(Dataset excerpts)
^^^^^^^^^^^^^^^^
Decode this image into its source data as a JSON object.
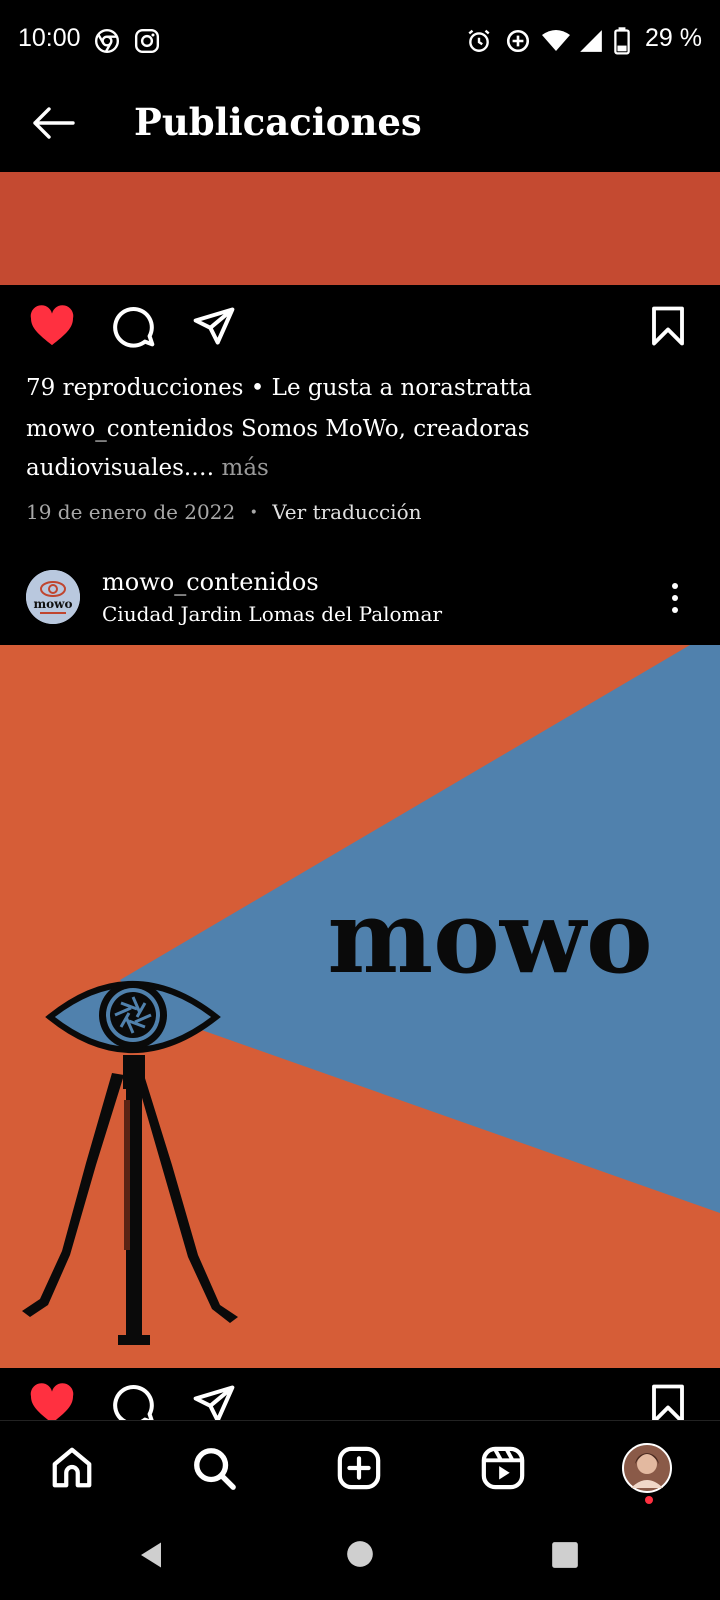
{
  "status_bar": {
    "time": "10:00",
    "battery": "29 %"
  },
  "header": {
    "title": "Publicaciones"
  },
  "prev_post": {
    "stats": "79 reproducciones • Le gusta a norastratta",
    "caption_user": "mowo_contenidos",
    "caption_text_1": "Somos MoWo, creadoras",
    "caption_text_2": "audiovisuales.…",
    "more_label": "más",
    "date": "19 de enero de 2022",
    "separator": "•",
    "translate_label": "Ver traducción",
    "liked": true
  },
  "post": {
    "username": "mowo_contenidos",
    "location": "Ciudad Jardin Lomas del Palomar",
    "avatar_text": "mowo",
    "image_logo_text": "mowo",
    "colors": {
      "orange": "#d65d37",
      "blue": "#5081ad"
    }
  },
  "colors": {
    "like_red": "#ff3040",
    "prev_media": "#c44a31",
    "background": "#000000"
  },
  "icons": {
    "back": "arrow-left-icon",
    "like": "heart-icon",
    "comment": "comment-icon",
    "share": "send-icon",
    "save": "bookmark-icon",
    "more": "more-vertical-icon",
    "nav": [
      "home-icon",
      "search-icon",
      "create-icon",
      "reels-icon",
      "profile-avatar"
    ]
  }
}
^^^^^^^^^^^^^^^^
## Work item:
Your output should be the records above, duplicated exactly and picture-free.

## Task answer:
Decode this image into its source data as a JSON object.
{
  "status_bar": {
    "time": "10:00",
    "battery": "29 %"
  },
  "header": {
    "title": "Publicaciones"
  },
  "prev_post": {
    "stats": "79 reproducciones • Le gusta a norastratta",
    "caption_user": "mowo_contenidos",
    "caption_text_1": "Somos MoWo, creadoras",
    "caption_text_2": "audiovisuales.…",
    "more_label": "más",
    "date": "19 de enero de 2022",
    "separator": "•",
    "translate_label": "Ver traducción",
    "liked": true
  },
  "post": {
    "username": "mowo_contenidos",
    "location": "Ciudad Jardin Lomas del Palomar",
    "avatar_text": "mowo",
    "image_logo_text": "mowo",
    "colors": {
      "orange": "#d65d37",
      "blue": "#5081ad"
    }
  },
  "colors": {
    "like_red": "#ff3040",
    "prev_media": "#c44a31",
    "background": "#000000"
  },
  "icons": {
    "back": "arrow-left-icon",
    "like": "heart-icon",
    "comment": "comment-icon",
    "share": "send-icon",
    "save": "bookmark-icon",
    "more": "more-vertical-icon",
    "nav": [
      "home-icon",
      "search-icon",
      "create-icon",
      "reels-icon",
      "profile-avatar"
    ]
  }
}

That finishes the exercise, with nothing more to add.